Work item:
Filter these entries so that only lines with the word "photo" remain.

== Segment start ==

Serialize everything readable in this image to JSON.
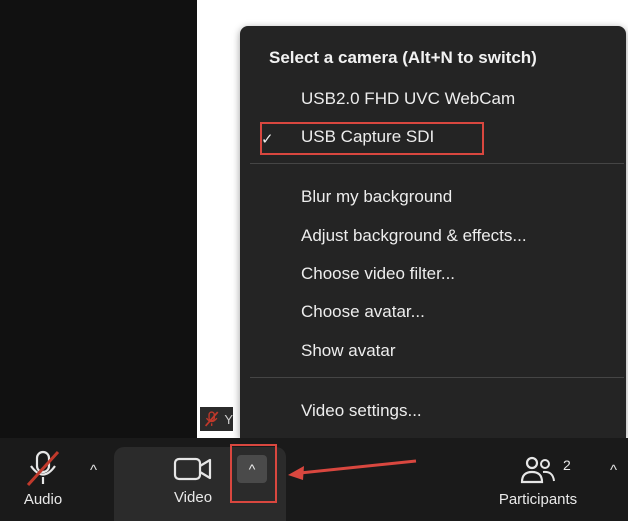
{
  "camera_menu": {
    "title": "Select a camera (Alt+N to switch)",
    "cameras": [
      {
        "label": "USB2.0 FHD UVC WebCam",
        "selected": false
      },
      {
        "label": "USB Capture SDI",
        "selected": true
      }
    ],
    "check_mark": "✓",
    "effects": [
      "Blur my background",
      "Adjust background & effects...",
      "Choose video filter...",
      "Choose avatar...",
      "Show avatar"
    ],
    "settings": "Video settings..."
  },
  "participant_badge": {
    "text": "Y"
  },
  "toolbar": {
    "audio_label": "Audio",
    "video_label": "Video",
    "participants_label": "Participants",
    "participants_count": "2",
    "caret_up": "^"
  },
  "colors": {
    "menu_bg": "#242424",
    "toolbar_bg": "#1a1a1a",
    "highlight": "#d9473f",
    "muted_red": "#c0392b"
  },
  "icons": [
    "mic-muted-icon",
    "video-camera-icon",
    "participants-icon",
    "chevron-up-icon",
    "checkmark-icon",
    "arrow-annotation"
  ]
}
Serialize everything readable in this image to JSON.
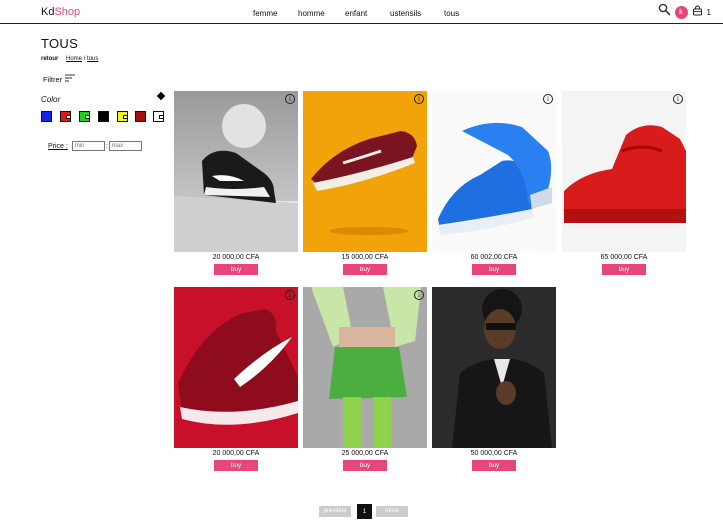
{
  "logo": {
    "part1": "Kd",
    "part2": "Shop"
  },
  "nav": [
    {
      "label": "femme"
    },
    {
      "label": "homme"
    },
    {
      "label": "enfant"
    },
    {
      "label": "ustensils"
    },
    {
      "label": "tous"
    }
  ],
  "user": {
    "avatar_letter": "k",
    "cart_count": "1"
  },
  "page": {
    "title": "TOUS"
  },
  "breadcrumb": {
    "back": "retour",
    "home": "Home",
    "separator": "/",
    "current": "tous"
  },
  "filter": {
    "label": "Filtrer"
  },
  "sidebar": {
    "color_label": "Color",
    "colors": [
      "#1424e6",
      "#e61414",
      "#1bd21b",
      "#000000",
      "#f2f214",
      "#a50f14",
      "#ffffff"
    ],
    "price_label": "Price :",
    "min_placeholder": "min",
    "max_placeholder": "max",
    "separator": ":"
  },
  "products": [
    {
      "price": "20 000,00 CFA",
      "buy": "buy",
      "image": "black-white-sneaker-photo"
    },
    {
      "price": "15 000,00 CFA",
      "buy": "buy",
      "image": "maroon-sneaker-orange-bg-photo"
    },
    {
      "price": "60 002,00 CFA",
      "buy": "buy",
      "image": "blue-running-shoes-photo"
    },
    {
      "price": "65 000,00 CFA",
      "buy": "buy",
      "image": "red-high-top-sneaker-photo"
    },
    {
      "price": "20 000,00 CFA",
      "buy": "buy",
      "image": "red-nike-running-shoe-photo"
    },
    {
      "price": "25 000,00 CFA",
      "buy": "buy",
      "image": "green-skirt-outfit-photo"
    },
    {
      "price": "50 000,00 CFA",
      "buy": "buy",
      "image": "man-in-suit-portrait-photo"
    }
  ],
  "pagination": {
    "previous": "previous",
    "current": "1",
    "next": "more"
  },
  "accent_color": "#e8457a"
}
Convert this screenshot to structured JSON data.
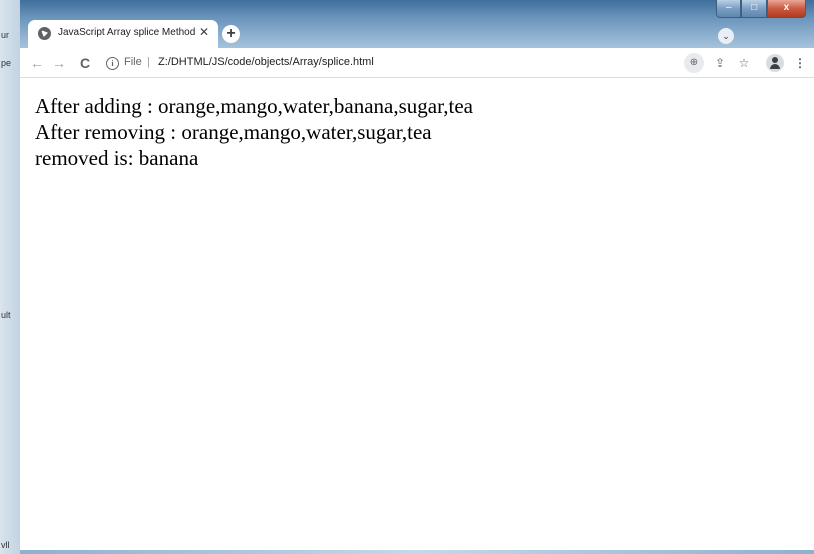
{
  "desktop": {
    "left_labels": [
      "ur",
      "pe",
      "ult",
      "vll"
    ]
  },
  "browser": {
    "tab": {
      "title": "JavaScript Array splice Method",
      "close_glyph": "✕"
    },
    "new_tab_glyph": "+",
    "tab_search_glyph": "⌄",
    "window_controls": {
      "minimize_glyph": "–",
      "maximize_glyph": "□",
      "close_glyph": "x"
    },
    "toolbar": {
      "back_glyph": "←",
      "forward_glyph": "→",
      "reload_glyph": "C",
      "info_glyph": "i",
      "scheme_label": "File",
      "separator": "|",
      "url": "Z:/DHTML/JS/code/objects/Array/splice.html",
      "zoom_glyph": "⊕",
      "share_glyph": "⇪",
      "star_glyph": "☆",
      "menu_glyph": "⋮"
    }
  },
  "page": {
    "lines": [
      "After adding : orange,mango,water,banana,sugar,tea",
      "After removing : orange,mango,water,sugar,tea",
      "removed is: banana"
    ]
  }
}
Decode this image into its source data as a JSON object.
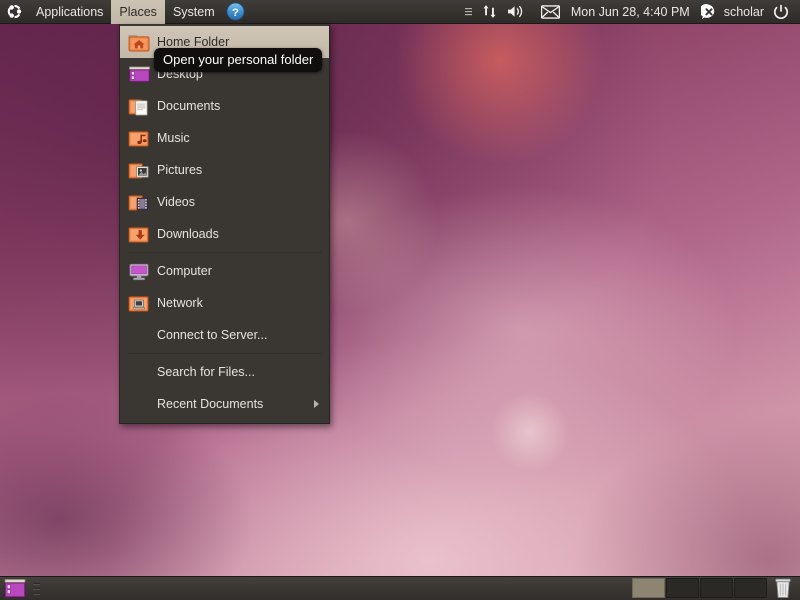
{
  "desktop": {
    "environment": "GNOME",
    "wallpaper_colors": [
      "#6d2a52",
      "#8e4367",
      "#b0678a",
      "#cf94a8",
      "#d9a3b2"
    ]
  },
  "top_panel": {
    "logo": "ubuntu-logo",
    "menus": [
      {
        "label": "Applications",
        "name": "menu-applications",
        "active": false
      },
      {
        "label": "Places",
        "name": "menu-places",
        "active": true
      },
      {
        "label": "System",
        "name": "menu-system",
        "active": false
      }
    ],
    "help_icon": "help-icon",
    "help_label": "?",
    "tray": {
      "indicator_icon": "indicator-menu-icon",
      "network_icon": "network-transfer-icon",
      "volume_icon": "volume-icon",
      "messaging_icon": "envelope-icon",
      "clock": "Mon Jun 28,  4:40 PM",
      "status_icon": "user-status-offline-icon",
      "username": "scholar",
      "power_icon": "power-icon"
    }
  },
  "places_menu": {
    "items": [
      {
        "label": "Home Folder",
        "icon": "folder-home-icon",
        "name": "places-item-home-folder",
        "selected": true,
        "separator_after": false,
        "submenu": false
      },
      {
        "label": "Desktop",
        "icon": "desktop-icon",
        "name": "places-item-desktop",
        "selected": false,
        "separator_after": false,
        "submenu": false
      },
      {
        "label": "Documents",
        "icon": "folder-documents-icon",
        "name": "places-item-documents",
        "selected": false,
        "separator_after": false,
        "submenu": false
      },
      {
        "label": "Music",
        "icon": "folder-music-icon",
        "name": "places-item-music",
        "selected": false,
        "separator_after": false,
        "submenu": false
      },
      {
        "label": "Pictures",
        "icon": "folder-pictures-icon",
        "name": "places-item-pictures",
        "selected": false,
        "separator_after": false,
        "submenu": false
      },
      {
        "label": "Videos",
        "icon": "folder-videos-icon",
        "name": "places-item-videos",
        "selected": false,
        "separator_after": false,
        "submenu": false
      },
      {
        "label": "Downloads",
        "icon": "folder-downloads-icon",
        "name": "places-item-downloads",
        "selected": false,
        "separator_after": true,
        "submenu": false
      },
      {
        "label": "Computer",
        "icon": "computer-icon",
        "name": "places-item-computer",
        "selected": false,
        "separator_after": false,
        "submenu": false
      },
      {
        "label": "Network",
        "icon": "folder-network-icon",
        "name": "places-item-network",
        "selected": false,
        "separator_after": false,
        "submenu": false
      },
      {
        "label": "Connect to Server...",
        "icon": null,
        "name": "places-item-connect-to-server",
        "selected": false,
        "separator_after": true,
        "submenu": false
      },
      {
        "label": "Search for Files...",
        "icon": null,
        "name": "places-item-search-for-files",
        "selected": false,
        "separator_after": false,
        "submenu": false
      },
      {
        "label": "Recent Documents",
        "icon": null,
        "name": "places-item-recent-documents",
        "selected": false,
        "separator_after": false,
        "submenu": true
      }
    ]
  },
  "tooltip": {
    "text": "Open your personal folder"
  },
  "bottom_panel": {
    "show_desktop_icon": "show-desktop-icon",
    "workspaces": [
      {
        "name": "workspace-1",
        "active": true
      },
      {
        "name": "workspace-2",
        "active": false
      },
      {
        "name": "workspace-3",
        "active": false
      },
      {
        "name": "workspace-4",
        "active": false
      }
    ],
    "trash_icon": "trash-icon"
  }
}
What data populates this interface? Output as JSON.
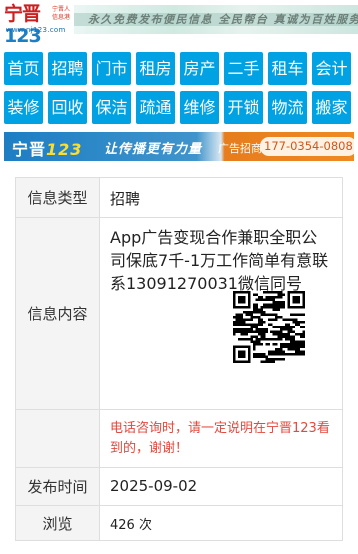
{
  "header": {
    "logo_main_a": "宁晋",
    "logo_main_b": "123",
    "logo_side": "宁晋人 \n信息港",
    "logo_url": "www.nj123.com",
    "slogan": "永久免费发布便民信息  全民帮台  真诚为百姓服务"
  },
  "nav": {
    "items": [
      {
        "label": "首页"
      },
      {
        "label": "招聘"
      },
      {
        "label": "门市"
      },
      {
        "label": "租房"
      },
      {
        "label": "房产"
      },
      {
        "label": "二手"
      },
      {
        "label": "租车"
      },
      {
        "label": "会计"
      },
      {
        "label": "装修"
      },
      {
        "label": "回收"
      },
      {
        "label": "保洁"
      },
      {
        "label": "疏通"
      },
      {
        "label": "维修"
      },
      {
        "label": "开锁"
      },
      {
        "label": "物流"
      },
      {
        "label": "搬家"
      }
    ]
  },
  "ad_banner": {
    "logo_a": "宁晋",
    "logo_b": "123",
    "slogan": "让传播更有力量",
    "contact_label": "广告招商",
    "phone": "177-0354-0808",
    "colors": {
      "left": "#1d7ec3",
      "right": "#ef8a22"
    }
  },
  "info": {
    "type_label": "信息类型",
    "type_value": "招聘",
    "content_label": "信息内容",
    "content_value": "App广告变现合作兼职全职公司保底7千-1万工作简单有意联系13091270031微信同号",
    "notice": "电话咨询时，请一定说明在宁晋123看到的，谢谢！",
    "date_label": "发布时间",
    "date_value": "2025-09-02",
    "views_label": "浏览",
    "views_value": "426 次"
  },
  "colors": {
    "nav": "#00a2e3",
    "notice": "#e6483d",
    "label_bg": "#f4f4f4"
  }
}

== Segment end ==

Result of this exercise:
      "image": "black-white-sneaker-photo"
      "image": "maroon-sneaker-orange-bg-photo"
      "image": "blue-running-shoes-photo"
      "image": "red-high-top-sneaker-photo"
      "image": "red-nike-running-shoe-photo"
      "image": "green-skirt-outfit-photo"
      "image": "man-in-suit-portrait-photo"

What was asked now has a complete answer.